* YOUR INSTRUCTIONS *
Make an exact copy of the entries below.

* INFORMATION SUPPLIED *
▬▬▬▬▬▬▬▬▬▬

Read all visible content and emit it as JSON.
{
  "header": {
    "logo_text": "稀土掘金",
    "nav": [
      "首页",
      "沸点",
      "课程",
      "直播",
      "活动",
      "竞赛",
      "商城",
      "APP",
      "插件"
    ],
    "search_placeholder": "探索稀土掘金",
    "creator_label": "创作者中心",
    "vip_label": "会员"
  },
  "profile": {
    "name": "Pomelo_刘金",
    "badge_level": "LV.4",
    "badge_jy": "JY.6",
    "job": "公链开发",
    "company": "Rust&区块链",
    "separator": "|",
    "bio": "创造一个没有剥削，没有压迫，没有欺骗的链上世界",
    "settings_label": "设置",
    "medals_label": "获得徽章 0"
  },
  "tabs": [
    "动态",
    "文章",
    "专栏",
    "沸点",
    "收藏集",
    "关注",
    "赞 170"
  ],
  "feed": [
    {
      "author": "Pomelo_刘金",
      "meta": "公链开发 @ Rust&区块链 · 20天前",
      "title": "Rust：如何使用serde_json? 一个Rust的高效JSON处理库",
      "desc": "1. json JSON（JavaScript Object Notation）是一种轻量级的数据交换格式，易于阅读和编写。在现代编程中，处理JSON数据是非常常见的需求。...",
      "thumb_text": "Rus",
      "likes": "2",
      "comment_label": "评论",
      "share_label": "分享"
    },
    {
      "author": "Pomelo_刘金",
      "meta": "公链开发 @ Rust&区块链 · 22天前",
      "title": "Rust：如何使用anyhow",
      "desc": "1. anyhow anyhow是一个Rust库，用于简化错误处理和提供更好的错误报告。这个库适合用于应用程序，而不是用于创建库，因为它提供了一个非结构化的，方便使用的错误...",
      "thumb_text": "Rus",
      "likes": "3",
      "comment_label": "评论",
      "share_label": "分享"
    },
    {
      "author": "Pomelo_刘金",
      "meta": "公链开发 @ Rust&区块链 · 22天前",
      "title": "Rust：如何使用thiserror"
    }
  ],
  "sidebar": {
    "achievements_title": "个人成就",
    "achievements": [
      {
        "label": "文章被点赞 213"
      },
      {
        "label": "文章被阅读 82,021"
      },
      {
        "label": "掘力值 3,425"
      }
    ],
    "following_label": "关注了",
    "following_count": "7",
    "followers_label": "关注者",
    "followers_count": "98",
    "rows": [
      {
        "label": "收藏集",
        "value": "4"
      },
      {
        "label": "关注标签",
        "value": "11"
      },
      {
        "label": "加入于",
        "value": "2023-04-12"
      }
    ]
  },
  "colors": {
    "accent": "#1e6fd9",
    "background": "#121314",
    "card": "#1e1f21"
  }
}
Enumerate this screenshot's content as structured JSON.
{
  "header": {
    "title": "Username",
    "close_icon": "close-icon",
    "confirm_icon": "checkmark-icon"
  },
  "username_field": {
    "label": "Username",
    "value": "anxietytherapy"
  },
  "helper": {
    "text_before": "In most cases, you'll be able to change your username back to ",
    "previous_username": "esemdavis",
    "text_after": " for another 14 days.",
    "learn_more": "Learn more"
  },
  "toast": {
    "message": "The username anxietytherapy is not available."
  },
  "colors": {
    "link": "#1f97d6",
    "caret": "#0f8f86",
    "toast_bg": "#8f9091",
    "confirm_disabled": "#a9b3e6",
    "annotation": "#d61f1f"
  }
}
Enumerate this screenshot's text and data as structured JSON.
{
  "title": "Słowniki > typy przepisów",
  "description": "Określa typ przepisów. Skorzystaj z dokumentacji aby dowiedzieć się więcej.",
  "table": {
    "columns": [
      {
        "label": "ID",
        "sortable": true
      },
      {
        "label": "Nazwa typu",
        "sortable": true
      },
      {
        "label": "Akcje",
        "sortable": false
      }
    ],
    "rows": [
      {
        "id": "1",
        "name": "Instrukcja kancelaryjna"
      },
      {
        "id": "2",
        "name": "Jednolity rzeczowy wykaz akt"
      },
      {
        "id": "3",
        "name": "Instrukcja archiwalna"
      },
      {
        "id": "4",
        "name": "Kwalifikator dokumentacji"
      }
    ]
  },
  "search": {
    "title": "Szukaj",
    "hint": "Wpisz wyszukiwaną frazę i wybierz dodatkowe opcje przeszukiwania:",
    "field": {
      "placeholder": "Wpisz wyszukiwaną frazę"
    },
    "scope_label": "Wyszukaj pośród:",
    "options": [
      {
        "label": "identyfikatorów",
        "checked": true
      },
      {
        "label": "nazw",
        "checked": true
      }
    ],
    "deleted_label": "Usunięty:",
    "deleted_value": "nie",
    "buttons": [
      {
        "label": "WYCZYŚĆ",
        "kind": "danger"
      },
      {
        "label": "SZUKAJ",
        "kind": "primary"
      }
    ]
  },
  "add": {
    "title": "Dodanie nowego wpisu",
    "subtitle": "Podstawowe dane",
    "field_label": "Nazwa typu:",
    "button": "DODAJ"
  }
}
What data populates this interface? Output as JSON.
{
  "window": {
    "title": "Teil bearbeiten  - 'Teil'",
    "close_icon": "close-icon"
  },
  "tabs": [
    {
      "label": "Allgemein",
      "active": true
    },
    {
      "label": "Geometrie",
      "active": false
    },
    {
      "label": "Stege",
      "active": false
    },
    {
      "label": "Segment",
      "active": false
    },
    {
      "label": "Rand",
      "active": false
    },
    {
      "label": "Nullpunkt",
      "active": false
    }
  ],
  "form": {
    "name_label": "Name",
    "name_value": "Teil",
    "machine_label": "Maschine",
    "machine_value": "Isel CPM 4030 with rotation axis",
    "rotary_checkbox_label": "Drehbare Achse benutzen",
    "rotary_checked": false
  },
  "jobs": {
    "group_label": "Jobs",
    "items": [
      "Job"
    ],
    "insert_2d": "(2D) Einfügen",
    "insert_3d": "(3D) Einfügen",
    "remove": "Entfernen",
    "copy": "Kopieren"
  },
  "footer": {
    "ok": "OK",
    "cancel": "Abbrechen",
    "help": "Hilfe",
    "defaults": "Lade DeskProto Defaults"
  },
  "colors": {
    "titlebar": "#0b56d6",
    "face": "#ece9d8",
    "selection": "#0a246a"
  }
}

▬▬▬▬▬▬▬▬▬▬

* RESPONSE TO THIS EXERCISE *
Read all visible content and emit it as JSON.
{
  "header": {
    "logo_text": "稀土掘金",
    "nav": [
      "首页",
      "沸点",
      "课程",
      "直播",
      "活动",
      "竞赛",
      "商城",
      "APP",
      "插件"
    ],
    "search_placeholder": "探索稀土掘金",
    "creator_label": "创作者中心",
    "vip_label": "会员"
  },
  "profile": {
    "name": "Pomelo_刘金",
    "badge_level": "LV.4",
    "badge_jy": "JY.6",
    "job": "公链开发",
    "company": "Rust&区块链",
    "separator": "|",
    "bio": "创造一个没有剥削，没有压迫，没有欺骗的链上世界",
    "settings_label": "设置",
    "medals_label": "获得徽章 0"
  },
  "tabs": [
    "动态",
    "文章",
    "专栏",
    "沸点",
    "收藏集",
    "关注",
    "赞 170"
  ],
  "feed": [
    {
      "author": "Pomelo_刘金",
      "meta": "公链开发 @ Rust&区块链 · 20天前",
      "title": "Rust：如何使用serde_json? 一个Rust的高效JSON处理库",
      "desc": "1. json JSON（JavaScript Object Notation）是一种轻量级的数据交换格式，易于阅读和编写。在现代编程中，处理JSON数据是非常常见的需求。...",
      "thumb_text": "Rus",
      "likes": "2",
      "comment_label": "评论",
      "share_label": "分享"
    },
    {
      "author": "Pomelo_刘金",
      "meta": "公链开发 @ Rust&区块链 · 22天前",
      "title": "Rust：如何使用anyhow",
      "desc": "1. anyhow anyhow是一个Rust库，用于简化错误处理和提供更好的错误报告。这个库适合用于应用程序，而不是用于创建库，因为它提供了一个非结构化的，方便使用的错误...",
      "thumb_text": "Rus",
      "likes": "3",
      "comment_label": "评论",
      "share_label": "分享"
    },
    {
      "author": "Pomelo_刘金",
      "meta": "公链开发 @ Rust&区块链 · 22天前",
      "title": "Rust：如何使用thiserror"
    }
  ],
  "sidebar": {
    "achievements_title": "个人成就",
    "achievements": [
      {
        "label": "文章被点赞 213"
      },
      {
        "label": "文章被阅读 82,021"
      },
      {
        "label": "掘力值 3,425"
      }
    ],
    "following_label": "关注了",
    "following_count": "7",
    "followers_label": "关注者",
    "followers_count": "98",
    "rows": [
      {
        "label": "收藏集",
        "value": "4"
      },
      {
        "label": "关注标签",
        "value": "11"
      },
      {
        "label": "加入于",
        "value": "2023-04-12"
      }
    ]
  },
  "colors": {
    "accent": "#1e6fd9",
    "background": "#121314",
    "card": "#1e1f21"
  }
}
Enumerate this screenshot's content as structured JSON.
{
  "header": {
    "title": "Username",
    "close_icon": "close-icon",
    "confirm_icon": "checkmark-icon"
  },
  "username_field": {
    "label": "Username",
    "value": "anxietytherapy"
  },
  "helper": {
    "text_before": "In most cases, you'll be able to change your username back to ",
    "previous_username": "esemdavis",
    "text_after": " for another 14 days.",
    "learn_more": "Learn more"
  },
  "toast": {
    "message": "The username anxietytherapy is not available."
  },
  "colors": {
    "link": "#1f97d6",
    "caret": "#0f8f86",
    "toast_bg": "#8f9091",
    "confirm_disabled": "#a9b3e6",
    "annotation": "#d61f1f"
  }
}
Enumerate this screenshot's text and data as structured JSON.
{
  "title": "Słowniki > typy przepisów",
  "description": "Określa typ przepisów. Skorzystaj z dokumentacji aby dowiedzieć się więcej.",
  "table": {
    "columns": [
      {
        "label": "ID",
        "sortable": true
      },
      {
        "label": "Nazwa typu",
        "sortable": true
      },
      {
        "label": "Akcje",
        "sortable": false
      }
    ],
    "rows": [
      {
        "id": "1",
        "name": "Instrukcja kancelaryjna"
      },
      {
        "id": "2",
        "name": "Jednolity rzeczowy wykaz akt"
      },
      {
        "id": "3",
        "name": "Instrukcja archiwalna"
      },
      {
        "id": "4",
        "name": "Kwalifikator dokumentacji"
      }
    ]
  },
  "search": {
    "title": "Szukaj",
    "hint": "Wpisz wyszukiwaną frazę i wybierz dodatkowe opcje przeszukiwania:",
    "field": {
      "placeholder": "Wpisz wyszukiwaną frazę"
    },
    "scope_label": "Wyszukaj pośród:",
    "options": [
      {
        "label": "identyfikatorów",
        "checked": true
      },
      {
        "label": "nazw",
        "checked": true
      }
    ],
    "deleted_label": "Usunięty:",
    "deleted_value": "nie",
    "buttons": [
      {
        "label": "WYCZYŚĆ",
        "kind": "danger"
      },
      {
        "label": "SZUKAJ",
        "kind": "primary"
      }
    ]
  },
  "add": {
    "title": "Dodanie nowego wpisu",
    "subtitle": "Podstawowe dane",
    "field_label": "Nazwa typu:",
    "button": "DODAJ"
  }
}
What data populates this interface? Output as JSON.
{
  "window": {
    "title": "Teil bearbeiten  - 'Teil'",
    "close_icon": "close-icon"
  },
  "tabs": [
    {
      "label": "Allgemein",
      "active": true
    },
    {
      "label": "Geometrie",
      "active": false
    },
    {
      "label": "Stege",
      "active": false
    },
    {
      "label": "Segment",
      "active": false
    },
    {
      "label": "Rand",
      "active": false
    },
    {
      "label": "Nullpunkt",
      "active": false
    }
  ],
  "form": {
    "name_label": "Name",
    "name_value": "Teil",
    "machine_label": "Maschine",
    "machine_value": "Isel CPM 4030 with rotation axis",
    "rotary_checkbox_label": "Drehbare Achse benutzen",
    "rotary_checked": false
  },
  "jobs": {
    "group_label": "Jobs",
    "items": [
      "Job"
    ],
    "insert_2d": "(2D) Einfügen",
    "insert_3d": "(3D) Einfügen",
    "remove": "Entfernen",
    "copy": "Kopieren"
  },
  "footer": {
    "ok": "OK",
    "cancel": "Abbrechen",
    "help": "Hilfe",
    "defaults": "Lade DeskProto Defaults"
  },
  "colors": {
    "titlebar": "#0b56d6",
    "face": "#ece9d8",
    "selection": "#0a246a"
  }
}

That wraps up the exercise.